The quantum dot Luciferase vaccine has been a major point of speculation for conspiracy realists for some time now. Let’s delve into what this actually is and how it would “hypothetically” play out. Luciferase is an enzyme that is encoded by the Luciferin gene. This is present in fireflies and Beatles, and is the chemical responsible for their ability to glow. Molecular biologists use the gene and insert it with plasmid vectors into transfection experiments as a “marker” to see if the transfection of the gene has successfully been achieved.

It goes like this:

Plasmid vector is designed from a ubiquitous yeast like Cerivisiae or a bacteria like E. coli. This circular DNA is small and has restriction sites, which are sequences that can be dissolved with a solvent, causing a break in the circle. Once the circular DNA plasmid is broken they insert the genetics they want into it and reassemble the circuit. If scientists want to study the effects of knocking a gene out of mice (turning off the expression of the gene), they can. Or they can study the effects of inserting a gene.  The vectorized plasmid has not only the gene that is being studied, but also Luciferin and promoters. The Luciferin is there to show the scientists that the other gene was successfully transferred or knocked out of the lab animal.

Upon exposure to ultraviolet light, the Luciferase enzyme that has been encoded by the Luciferin gene begins to glow. The glow is the signal to the scientist of success.

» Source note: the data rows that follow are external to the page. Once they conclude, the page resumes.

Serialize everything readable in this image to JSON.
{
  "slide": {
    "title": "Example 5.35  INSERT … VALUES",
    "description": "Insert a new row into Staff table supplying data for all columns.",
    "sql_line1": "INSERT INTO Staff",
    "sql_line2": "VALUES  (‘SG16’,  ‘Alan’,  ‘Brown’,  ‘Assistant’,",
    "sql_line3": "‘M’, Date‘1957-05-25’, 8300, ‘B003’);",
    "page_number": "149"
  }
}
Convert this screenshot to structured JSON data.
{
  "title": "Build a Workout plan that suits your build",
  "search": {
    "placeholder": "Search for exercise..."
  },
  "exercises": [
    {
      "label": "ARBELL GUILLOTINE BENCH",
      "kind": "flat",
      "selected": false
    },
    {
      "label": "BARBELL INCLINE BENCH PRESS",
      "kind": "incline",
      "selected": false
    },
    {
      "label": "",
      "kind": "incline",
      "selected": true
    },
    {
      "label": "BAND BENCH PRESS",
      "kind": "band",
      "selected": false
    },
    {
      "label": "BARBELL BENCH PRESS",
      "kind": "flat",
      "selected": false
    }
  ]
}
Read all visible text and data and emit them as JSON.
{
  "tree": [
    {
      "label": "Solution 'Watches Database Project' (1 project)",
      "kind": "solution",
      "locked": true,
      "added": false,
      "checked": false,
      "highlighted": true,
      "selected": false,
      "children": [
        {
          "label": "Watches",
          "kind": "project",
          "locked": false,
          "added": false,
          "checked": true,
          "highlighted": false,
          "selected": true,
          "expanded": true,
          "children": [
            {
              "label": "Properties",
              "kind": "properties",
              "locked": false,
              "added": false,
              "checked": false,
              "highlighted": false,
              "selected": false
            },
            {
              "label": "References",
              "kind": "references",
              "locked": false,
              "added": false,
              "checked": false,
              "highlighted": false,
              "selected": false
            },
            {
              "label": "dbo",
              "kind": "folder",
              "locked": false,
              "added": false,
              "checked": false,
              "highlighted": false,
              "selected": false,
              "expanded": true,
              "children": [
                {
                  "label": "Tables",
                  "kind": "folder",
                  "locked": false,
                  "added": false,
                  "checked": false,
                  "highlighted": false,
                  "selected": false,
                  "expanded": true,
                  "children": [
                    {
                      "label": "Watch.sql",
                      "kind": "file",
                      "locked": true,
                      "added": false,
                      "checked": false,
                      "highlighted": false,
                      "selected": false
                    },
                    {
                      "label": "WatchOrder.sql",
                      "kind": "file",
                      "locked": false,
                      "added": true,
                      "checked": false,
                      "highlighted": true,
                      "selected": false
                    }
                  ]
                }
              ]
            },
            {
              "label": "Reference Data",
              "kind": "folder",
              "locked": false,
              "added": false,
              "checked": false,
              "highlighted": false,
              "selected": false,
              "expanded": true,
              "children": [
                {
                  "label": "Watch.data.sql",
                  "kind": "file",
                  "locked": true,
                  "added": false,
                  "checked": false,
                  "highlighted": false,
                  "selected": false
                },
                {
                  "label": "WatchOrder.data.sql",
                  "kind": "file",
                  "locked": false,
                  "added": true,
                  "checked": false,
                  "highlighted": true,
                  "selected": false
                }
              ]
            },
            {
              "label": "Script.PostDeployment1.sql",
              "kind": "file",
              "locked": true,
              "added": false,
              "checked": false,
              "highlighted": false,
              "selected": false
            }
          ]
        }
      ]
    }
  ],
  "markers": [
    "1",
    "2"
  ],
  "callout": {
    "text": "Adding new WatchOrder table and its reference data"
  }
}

The quantum dot vaccine is a research project by Rice University, partially funded by the Bill and Melinda Gates Foundation. The idea is that a quantum sized dot (most likely made of graphene oxide) can be injected into the skin of a person, and it too will glow under ultraviolet light or could be detected another way. The pattern of dots on the person’s arm will correspond to a vaccination record. Only a small UV light waived over the arm of a person could reveal their vaccination record.